Activity: Write out the full listing below exactly as given.

Task data:
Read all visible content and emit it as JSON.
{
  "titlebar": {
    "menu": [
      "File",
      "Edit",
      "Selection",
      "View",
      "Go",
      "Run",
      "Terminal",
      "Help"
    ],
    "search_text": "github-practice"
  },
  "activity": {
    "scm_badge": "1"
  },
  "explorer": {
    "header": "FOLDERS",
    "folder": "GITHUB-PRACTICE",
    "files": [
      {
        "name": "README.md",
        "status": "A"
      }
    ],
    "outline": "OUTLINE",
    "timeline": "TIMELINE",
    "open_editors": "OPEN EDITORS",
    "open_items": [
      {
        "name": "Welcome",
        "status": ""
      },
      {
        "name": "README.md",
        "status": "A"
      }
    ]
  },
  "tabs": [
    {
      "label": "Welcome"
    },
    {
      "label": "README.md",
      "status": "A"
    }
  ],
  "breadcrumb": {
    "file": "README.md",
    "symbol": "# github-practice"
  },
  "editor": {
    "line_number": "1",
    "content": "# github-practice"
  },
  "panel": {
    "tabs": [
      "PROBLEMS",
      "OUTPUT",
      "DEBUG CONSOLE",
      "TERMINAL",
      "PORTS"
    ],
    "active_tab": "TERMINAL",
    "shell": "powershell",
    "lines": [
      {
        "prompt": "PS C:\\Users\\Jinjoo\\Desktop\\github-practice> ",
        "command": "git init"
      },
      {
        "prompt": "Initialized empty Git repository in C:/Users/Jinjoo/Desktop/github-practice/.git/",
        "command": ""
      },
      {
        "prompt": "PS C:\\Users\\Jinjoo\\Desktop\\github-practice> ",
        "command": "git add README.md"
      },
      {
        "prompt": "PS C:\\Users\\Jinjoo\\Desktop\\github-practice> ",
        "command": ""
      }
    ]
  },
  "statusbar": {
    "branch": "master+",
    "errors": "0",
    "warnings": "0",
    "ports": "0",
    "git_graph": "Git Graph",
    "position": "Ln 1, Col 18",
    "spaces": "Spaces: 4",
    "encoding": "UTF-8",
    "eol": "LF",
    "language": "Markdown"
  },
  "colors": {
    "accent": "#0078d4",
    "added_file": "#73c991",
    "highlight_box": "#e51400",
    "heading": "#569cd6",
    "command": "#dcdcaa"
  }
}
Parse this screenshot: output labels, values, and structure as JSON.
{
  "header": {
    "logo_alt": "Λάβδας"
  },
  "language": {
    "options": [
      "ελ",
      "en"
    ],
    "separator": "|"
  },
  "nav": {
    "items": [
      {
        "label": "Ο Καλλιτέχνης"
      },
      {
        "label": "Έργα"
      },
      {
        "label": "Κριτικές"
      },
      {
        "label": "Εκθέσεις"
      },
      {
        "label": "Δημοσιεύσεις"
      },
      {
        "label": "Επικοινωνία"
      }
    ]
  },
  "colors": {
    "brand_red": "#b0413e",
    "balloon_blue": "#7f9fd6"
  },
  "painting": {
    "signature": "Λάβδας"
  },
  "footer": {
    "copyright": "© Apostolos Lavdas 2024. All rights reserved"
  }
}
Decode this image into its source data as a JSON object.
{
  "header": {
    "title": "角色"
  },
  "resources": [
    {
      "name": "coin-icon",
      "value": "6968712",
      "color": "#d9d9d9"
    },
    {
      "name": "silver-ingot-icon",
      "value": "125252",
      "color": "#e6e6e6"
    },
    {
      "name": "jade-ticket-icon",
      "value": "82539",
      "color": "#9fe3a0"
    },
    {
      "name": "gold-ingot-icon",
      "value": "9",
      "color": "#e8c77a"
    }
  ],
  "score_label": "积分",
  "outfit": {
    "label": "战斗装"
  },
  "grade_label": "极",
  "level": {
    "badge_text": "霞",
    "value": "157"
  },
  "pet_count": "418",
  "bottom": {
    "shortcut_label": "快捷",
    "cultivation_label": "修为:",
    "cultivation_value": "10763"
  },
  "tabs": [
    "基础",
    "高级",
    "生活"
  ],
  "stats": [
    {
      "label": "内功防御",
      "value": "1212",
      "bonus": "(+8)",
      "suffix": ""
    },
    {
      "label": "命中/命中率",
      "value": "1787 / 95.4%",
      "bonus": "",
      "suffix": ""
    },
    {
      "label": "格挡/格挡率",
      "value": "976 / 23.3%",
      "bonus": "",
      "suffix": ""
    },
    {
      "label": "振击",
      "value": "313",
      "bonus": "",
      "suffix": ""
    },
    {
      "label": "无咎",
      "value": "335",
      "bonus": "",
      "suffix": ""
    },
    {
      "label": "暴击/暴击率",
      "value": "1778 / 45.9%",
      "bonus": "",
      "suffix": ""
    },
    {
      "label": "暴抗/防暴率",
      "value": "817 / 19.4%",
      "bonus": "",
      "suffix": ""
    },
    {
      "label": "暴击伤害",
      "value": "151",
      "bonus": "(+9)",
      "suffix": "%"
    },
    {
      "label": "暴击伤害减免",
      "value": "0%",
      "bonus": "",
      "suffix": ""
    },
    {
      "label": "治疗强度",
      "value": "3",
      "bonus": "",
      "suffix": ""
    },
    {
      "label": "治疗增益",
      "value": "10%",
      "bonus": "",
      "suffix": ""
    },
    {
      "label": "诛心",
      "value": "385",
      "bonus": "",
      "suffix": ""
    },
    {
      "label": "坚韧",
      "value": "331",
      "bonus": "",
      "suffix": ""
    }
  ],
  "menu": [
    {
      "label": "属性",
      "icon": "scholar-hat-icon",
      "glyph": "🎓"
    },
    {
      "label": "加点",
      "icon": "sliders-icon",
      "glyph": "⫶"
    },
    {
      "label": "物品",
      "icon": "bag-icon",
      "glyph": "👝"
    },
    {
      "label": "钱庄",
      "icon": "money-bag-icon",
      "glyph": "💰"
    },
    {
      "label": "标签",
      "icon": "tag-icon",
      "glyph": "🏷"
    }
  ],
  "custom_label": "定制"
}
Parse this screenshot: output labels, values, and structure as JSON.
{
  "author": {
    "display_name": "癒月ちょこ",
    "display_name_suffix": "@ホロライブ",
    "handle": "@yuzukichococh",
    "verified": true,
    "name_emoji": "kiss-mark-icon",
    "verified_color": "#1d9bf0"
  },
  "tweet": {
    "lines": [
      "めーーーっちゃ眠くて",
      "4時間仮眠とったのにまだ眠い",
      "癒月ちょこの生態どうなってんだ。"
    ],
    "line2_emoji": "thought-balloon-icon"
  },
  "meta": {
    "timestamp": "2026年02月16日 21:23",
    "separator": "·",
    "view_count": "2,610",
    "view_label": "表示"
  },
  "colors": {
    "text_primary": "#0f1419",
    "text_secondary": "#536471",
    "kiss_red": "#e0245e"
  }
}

Solution:
Read all visible content and emit it as JSON.
{
  "titlebar": {
    "menu": [
      "File",
      "Edit",
      "Selection",
      "View",
      "Go",
      "Run",
      "Terminal",
      "Help"
    ],
    "search_text": "github-practice"
  },
  "activity": {
    "scm_badge": "1"
  },
  "explorer": {
    "header": "FOLDERS",
    "folder": "GITHUB-PRACTICE",
    "files": [
      {
        "name": "README.md",
        "status": "A"
      }
    ],
    "outline": "OUTLINE",
    "timeline": "TIMELINE",
    "open_editors": "OPEN EDITORS",
    "open_items": [
      {
        "name": "Welcome",
        "status": ""
      },
      {
        "name": "README.md",
        "status": "A"
      }
    ]
  },
  "tabs": [
    {
      "label": "Welcome"
    },
    {
      "label": "README.md",
      "status": "A"
    }
  ],
  "breadcrumb": {
    "file": "README.md",
    "symbol": "# github-practice"
  },
  "editor": {
    "line_number": "1",
    "content": "# github-practice"
  },
  "panel": {
    "tabs": [
      "PROBLEMS",
      "OUTPUT",
      "DEBUG CONSOLE",
      "TERMINAL",
      "PORTS"
    ],
    "active_tab": "TERMINAL",
    "shell": "powershell",
    "lines": [
      {
        "prompt": "PS C:\\Users\\Jinjoo\\Desktop\\github-practice> ",
        "command": "git init"
      },
      {
        "prompt": "Initialized empty Git repository in C:/Users/Jinjoo/Desktop/github-practice/.git/",
        "command": ""
      },
      {
        "prompt": "PS C:\\Users\\Jinjoo\\Desktop\\github-practice> ",
        "command": "git add README.md"
      },
      {
        "prompt": "PS C:\\Users\\Jinjoo\\Desktop\\github-practice> ",
        "command": ""
      }
    ]
  },
  "statusbar": {
    "branch": "master+",
    "errors": "0",
    "warnings": "0",
    "ports": "0",
    "git_graph": "Git Graph",
    "position": "Ln 1, Col 18",
    "spaces": "Spaces: 4",
    "encoding": "UTF-8",
    "eol": "LF",
    "language": "Markdown"
  },
  "colors": {
    "accent": "#0078d4",
    "added_file": "#73c991",
    "highlight_box": "#e51400",
    "heading": "#569cd6",
    "command": "#dcdcaa"
  }
}
Parse this screenshot: output labels, values, and structure as JSON.
{
  "header": {
    "logo_alt": "Λάβδας"
  },
  "language": {
    "options": [
      "ελ",
      "en"
    ],
    "separator": "|"
  },
  "nav": {
    "items": [
      {
        "label": "Ο Καλλιτέχνης"
      },
      {
        "label": "Έργα"
      },
      {
        "label": "Κριτικές"
      },
      {
        "label": "Εκθέσεις"
      },
      {
        "label": "Δημοσιεύσεις"
      },
      {
        "label": "Επικοινωνία"
      }
    ]
  },
  "colors": {
    "brand_red": "#b0413e",
    "balloon_blue": "#7f9fd6"
  },
  "painting": {
    "signature": "Λάβδας"
  },
  "footer": {
    "copyright": "© Apostolos Lavdas 2024. All rights reserved"
  }
}
Decode this image into its source data as a JSON object.
{
  "header": {
    "title": "角色"
  },
  "resources": [
    {
      "name": "coin-icon",
      "value": "6968712",
      "color": "#d9d9d9"
    },
    {
      "name": "silver-ingot-icon",
      "value": "125252",
      "color": "#e6e6e6"
    },
    {
      "name": "jade-ticket-icon",
      "value": "82539",
      "color": "#9fe3a0"
    },
    {
      "name": "gold-ingot-icon",
      "value": "9",
      "color": "#e8c77a"
    }
  ],
  "score_label": "积分",
  "outfit": {
    "label": "战斗装"
  },
  "grade_label": "极",
  "level": {
    "badge_text": "霞",
    "value": "157"
  },
  "pet_count": "418",
  "bottom": {
    "shortcut_label": "快捷",
    "cultivation_label": "修为:",
    "cultivation_value": "10763"
  },
  "tabs": [
    "基础",
    "高级",
    "生活"
  ],
  "stats": [
    {
      "label": "内功防御",
      "value": "1212",
      "bonus": "(+8)",
      "suffix": ""
    },
    {
      "label": "命中/命中率",
      "value": "1787 / 95.4%",
      "bonus": "",
      "suffix": ""
    },
    {
      "label": "格挡/格挡率",
      "value": "976 / 23.3%",
      "bonus": "",
      "suffix": ""
    },
    {
      "label": "振击",
      "value": "313",
      "bonus": "",
      "suffix": ""
    },
    {
      "label": "无咎",
      "value": "335",
      "bonus": "",
      "suffix": ""
    },
    {
      "label": "暴击/暴击率",
      "value": "1778 / 45.9%",
      "bonus": "",
      "suffix": ""
    },
    {
      "label": "暴抗/防暴率",
      "value": "817 / 19.4%",
      "bonus": "",
      "suffix": ""
    },
    {
      "label": "暴击伤害",
      "value": "151",
      "bonus": "(+9)",
      "suffix": "%"
    },
    {
      "label": "暴击伤害减免",
      "value": "0%",
      "bonus": "",
      "suffix": ""
    },
    {
      "label": "治疗强度",
      "value": "3",
      "bonus": "",
      "suffix": ""
    },
    {
      "label": "治疗增益",
      "value": "10%",
      "bonus": "",
      "suffix": ""
    },
    {
      "label": "诛心",
      "value": "385",
      "bonus": "",
      "suffix": ""
    },
    {
      "label": "坚韧",
      "value": "331",
      "bonus": "",
      "suffix": ""
    }
  ],
  "menu": [
    {
      "label": "属性",
      "icon": "scholar-hat-icon",
      "glyph": "🎓"
    },
    {
      "label": "加点",
      "icon": "sliders-icon",
      "glyph": "⫶"
    },
    {
      "label": "物品",
      "icon": "bag-icon",
      "glyph": "👝"
    },
    {
      "label": "钱庄",
      "icon": "money-bag-icon",
      "glyph": "💰"
    },
    {
      "label": "标签",
      "icon": "tag-icon",
      "glyph": "🏷"
    }
  ],
  "custom_label": "定制"
}
Parse this screenshot: output labels, values, and structure as JSON.
{
  "author": {
    "display_name": "癒月ちょこ",
    "display_name_suffix": "@ホロライブ",
    "handle": "@yuzukichococh",
    "verified": true,
    "name_emoji": "kiss-mark-icon",
    "verified_color": "#1d9bf0"
  },
  "tweet": {
    "lines": [
      "めーーーっちゃ眠くて",
      "4時間仮眠とったのにまだ眠い",
      "癒月ちょこの生態どうなってんだ。"
    ],
    "line2_emoji": "thought-balloon-icon"
  },
  "meta": {
    "timestamp": "2026年02月16日 21:23",
    "separator": "·",
    "view_count": "2,610",
    "view_label": "表示"
  },
  "colors": {
    "text_primary": "#0f1419",
    "text_secondary": "#536471",
    "kiss_red": "#e0245e"
  }
}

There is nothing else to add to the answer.